Earth has a lot of junk in its atmosphere, and I'm not talking about pollutants--I'm talking 500,000 chunks of debris of various sizes orbiting the Earth and achieving top speeds of 17,500 mph.
Back in 2016, a satellite commissioned by the European Space Agency was damaged by one of these lightning-quick pieces of space junk. Thankfully, the damage was minimal, but only because the debris was so small. If it had been larger, chances are the entire solar panel would have been decimated. According to Jason Derleth of NASA's Innovative Advanced Concepts project, if debris continues to accumulate in the atmosphere, collisions between pieces of junk will increase and essentially clog up the lower atmosphere.
“If that ever happens it will make space unusable essentially, and we’re pretty close to that,” he notes.
That's why his NIAC program is now funding research into ways to deal with this growing problem. One company funded by this program, The Aerospace Corporation of El Segundo, California, has conceived a brilliant and efficient way to get rid of all this junk without creating more junk (yay!).
Artist's rendition of the Brane Craft (NASA)
It's called the "Brane Craft," and it's really small, at just one square yard. Even more amazing is the thinness of the craft--it's made out of plastic that's just 10 microns thick. To put that in perspective, that's just about 6% of the thickness of one of your hairs.
You may be thinking: so how does a craft that small propel itself? It uses a liquid fuel that is stored in the microscopic gap between the plastic and the electronics printed on top.

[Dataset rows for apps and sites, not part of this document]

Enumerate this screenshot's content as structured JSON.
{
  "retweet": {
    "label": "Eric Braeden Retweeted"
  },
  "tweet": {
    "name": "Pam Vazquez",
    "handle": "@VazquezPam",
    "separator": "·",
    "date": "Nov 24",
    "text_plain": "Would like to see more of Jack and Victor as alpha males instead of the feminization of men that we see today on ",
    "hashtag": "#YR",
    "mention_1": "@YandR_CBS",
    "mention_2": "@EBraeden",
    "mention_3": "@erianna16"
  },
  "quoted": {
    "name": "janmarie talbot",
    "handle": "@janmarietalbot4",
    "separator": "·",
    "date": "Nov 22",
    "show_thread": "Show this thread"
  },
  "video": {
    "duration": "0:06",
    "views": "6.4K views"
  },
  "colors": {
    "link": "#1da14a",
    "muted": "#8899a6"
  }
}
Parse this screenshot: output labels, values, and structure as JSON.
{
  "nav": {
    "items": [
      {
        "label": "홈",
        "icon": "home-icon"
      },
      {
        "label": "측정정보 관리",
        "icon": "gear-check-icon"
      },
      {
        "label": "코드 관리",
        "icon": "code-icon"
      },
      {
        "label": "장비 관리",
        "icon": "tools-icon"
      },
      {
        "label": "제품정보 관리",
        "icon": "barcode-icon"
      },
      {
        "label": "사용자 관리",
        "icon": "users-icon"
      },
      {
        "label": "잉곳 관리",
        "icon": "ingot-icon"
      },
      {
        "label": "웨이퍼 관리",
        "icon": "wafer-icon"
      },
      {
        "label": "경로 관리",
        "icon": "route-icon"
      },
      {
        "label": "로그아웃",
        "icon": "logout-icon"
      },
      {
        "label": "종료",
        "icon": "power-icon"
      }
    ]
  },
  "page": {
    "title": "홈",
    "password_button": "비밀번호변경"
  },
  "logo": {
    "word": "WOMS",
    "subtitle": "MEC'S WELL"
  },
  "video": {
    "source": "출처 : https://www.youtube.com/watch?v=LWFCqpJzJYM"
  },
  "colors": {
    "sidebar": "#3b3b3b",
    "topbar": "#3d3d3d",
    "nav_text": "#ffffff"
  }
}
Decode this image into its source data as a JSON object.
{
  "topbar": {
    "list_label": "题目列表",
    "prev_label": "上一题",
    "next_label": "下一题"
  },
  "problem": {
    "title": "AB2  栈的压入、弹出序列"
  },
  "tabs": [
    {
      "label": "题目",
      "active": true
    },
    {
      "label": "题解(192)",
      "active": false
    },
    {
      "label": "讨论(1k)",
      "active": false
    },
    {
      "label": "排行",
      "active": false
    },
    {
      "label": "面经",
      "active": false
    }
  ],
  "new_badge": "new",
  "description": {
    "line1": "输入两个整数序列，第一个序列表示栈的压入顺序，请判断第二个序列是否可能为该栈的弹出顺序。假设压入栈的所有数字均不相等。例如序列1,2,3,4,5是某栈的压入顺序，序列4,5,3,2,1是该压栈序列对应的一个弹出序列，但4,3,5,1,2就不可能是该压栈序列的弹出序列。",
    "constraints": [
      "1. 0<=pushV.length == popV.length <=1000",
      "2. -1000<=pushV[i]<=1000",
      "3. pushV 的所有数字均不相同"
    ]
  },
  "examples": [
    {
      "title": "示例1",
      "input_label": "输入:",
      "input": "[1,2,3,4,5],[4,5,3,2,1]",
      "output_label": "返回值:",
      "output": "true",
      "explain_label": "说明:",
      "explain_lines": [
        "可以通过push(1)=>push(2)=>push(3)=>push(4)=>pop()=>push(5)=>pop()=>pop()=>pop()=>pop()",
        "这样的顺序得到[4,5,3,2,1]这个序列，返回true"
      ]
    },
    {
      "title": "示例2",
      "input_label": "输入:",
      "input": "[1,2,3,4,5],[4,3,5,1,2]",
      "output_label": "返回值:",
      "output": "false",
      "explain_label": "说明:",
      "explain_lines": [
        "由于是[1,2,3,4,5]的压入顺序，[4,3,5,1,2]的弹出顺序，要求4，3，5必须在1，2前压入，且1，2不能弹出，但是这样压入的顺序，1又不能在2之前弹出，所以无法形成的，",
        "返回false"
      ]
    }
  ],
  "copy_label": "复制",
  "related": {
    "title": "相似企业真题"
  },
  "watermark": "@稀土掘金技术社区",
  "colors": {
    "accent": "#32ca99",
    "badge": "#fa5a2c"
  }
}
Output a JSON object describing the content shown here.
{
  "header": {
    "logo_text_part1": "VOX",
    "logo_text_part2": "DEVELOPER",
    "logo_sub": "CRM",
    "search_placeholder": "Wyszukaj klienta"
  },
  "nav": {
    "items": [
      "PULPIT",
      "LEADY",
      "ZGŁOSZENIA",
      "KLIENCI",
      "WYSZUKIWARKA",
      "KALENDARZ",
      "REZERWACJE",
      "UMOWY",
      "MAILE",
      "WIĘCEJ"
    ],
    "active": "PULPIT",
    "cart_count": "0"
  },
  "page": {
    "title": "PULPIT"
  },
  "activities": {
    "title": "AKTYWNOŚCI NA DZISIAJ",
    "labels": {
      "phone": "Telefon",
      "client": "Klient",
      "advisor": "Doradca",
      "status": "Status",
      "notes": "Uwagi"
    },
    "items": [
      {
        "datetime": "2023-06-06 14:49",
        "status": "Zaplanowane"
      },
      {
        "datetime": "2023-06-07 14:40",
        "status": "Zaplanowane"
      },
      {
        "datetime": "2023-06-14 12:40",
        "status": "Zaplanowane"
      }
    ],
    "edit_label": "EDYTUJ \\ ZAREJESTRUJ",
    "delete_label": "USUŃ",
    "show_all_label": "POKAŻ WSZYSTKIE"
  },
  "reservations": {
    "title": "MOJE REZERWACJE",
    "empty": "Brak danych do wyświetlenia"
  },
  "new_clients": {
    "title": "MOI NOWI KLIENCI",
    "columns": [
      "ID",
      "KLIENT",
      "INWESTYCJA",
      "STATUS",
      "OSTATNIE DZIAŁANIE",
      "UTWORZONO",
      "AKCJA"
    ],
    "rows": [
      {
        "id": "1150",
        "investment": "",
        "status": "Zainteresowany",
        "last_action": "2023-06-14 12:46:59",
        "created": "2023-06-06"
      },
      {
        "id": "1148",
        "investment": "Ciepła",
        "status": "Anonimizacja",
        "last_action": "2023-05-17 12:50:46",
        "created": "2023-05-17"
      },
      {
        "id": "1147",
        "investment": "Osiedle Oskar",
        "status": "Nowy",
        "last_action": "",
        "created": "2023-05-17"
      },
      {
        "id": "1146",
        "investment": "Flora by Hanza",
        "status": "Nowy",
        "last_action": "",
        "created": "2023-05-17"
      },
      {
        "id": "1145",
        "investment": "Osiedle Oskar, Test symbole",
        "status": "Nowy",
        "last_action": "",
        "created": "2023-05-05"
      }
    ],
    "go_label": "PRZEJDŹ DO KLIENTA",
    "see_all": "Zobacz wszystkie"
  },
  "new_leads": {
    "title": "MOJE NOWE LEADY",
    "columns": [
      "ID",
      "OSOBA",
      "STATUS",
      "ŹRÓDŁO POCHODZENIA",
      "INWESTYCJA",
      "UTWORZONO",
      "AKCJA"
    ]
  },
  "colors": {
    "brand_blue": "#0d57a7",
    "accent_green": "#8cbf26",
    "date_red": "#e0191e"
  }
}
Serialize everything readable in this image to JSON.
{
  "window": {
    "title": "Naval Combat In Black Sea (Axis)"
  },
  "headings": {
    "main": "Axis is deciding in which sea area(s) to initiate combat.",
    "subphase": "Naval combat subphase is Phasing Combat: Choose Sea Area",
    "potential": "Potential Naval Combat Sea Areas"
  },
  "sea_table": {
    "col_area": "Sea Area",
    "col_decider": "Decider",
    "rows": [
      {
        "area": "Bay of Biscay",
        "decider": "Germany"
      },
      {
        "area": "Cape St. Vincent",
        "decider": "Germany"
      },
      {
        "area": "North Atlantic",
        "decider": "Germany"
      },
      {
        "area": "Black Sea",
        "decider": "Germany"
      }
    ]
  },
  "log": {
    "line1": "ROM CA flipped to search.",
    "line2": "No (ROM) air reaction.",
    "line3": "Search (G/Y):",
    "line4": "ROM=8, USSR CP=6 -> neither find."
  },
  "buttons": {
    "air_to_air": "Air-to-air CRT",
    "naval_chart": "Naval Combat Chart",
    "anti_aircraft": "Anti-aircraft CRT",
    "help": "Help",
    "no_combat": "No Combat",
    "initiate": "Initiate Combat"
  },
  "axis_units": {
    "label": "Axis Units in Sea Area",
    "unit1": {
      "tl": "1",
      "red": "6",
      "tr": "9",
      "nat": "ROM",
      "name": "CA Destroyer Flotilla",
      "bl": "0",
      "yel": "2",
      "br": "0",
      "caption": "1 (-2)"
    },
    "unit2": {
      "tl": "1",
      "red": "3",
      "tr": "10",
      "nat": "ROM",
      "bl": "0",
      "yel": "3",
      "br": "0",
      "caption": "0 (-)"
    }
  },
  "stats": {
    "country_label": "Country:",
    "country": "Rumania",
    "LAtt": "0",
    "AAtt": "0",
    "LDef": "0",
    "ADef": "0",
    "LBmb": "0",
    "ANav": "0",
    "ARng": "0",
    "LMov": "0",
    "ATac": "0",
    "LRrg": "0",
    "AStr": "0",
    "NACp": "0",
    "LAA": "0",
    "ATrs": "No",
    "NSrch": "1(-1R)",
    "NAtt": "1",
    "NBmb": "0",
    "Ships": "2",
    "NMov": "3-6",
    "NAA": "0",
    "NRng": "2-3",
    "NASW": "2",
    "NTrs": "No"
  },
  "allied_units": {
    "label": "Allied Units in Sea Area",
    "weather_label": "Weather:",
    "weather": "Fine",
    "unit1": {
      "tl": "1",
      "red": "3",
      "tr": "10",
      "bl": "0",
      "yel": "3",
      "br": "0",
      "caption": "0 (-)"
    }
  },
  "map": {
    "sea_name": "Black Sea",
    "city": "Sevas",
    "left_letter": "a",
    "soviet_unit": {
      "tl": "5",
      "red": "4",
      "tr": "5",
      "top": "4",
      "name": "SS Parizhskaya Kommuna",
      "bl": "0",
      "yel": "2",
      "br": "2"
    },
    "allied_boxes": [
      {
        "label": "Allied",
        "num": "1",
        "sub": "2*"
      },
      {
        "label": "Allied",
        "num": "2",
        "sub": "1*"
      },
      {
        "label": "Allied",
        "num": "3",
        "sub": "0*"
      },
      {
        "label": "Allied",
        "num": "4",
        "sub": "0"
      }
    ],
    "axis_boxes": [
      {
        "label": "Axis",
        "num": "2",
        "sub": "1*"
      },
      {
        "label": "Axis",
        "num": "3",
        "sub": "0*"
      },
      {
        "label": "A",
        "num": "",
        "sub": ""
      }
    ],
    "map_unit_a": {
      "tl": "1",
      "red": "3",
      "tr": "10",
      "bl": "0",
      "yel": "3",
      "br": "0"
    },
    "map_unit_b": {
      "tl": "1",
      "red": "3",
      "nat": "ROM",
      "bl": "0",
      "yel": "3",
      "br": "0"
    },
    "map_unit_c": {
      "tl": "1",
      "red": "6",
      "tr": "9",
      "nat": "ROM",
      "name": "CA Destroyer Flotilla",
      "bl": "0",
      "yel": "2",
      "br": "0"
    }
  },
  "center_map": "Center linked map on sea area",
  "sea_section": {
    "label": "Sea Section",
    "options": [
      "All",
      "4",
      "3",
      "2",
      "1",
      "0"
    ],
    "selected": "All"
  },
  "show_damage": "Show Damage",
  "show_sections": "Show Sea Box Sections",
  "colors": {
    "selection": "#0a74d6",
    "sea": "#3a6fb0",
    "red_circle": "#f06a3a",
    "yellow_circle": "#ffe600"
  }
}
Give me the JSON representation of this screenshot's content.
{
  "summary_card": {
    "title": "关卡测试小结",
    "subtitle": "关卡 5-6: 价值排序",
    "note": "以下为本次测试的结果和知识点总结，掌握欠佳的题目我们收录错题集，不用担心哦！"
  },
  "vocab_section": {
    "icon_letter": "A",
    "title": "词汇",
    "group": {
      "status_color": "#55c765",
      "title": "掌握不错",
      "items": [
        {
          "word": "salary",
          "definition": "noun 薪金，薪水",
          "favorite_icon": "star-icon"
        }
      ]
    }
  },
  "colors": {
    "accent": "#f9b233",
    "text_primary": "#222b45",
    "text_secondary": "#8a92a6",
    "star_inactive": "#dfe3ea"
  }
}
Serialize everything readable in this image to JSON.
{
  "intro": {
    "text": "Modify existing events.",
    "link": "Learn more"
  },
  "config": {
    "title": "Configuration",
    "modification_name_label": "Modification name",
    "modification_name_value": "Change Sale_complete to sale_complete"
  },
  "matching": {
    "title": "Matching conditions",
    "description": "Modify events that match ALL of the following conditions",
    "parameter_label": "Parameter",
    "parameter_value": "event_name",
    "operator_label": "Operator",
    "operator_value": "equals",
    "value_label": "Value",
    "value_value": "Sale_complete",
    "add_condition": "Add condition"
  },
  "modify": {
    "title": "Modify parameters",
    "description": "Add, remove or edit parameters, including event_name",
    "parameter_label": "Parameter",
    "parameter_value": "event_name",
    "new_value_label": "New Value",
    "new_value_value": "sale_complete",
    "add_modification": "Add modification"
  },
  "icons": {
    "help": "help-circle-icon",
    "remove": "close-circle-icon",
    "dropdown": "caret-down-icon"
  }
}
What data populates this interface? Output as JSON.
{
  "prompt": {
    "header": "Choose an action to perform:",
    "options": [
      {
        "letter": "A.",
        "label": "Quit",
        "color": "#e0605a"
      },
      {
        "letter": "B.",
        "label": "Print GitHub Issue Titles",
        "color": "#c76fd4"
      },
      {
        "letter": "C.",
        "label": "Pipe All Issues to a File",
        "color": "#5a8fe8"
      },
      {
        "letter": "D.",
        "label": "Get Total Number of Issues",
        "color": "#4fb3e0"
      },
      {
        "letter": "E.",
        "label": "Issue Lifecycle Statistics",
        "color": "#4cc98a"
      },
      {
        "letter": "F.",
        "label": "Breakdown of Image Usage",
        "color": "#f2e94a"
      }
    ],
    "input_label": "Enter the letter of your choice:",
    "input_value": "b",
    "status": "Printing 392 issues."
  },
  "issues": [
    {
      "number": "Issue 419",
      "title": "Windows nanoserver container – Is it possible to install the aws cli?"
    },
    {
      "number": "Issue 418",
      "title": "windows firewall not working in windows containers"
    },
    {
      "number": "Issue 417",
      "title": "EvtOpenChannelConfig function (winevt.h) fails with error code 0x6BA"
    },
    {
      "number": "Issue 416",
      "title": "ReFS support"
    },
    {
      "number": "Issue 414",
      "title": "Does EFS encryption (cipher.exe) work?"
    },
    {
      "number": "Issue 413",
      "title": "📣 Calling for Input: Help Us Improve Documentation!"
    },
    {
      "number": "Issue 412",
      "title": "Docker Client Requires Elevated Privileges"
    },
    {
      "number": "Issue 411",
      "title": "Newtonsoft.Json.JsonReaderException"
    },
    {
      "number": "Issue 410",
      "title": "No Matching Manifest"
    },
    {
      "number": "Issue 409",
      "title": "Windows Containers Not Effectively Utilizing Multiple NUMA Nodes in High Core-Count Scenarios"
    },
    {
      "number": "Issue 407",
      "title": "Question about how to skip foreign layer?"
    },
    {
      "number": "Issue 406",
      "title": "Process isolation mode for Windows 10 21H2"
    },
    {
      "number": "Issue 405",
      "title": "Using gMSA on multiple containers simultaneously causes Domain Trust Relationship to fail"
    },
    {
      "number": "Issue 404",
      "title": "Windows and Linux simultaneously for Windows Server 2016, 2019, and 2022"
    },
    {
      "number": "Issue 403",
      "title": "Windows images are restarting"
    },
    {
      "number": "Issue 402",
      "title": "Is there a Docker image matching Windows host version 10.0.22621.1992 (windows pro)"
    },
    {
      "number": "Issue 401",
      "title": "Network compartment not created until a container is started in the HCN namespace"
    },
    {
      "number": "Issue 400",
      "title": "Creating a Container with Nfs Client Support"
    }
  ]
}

An extremely efficient engine, called an electrospray thruster, uses this fuel frugally to get the Brane Craft wherever it needs to go--no enormous, expensive thrusters required!
So, how will it work? Jason Derleth compares it to "one giant piece of saran wrap." Top scientist for The Aerospace Corporation, Siegfried Janson, sees sending fifty Brane Crafts at once into the atmosphere. Once they've reached low Earth orbit, they will essentially hunt down debris and enwrap it. To slow the debris, Popular Science reports that it will "fire its thrusters to push in the opposite direction to the one the debris was traveling in." About ten days later, the object has slowed enough to be pulled into the Earth's atmosphere and burned up along with the Brane Craft.
Not to worry, though, the Brane Craft will be cheap enough that its incineration won't be an issue. Currently, launching even a small satellite runs about $250k, but the Brane Craft will hopefully cost just 2% of that at $5,000 per launch. Not chump change exactly, but much cheaper than the current cost.
The Brane Craft may one day protect Earth from asteroids (Meteor falling to Earth by State Farm via VisualHunt.com, used per provisions of CC Attribution License 2.0. Some modifications were made to the original work.)
But with an estimated 10 years before the Brane Craft will be ready for action, there are no shortage of challenges ahead. For instance, scientists at The Aerospace Corporation are looking for ways to protect this extremely thin craft from the radiation it will be exposed to while in space. According to Popular Science, they're currently developing "carbon-nanotube circuits" that can remain in orbit for up to a month before being damaged.
Tiny pieces of debris, which Janson calls "tiny bullets" also threaten to puncture the superthin spacecraft. But in spite of these challenges, the possibilities for the Brane Craft are endless. Initially, the objective will be to capture debris under 5 inches in size, but in the future, Janson envisions the Brane Crafts doing much more, like visiting other parts of the solar system and bringing back samples. With the craft's incredibly efficient fueling system, this is certainly within reach.
Not only that, but the Brane Craft could one day be used to protect Earth from deadly asteroids. Personally, I'd just like to use one as a magic carpet, but I guess saving Earth from catastrophe is more important.
However it's used, the Brane Craft shows a lot of promise in helping us get our space junk problem under control. Once we do that, we can secure the promise of deeper and deeper exploration of the endless sea of stars for the next generation.
Comment below: What applications do you see for the Brane Craft? Do you think it's the best solution to the space junk problem?
Also, if you're interested in more posts like this, be sure to check out my other "Real Life Sci-fi" posts!
I'm a sci-fi/fantasy lover & writer who especially likes talking about Star Wars and futuristic tech. I like finding new things & finding the beauty in old things, especially in my "Everyday Snippets" series. I hope you'll join me on my blog and unleash your imagination!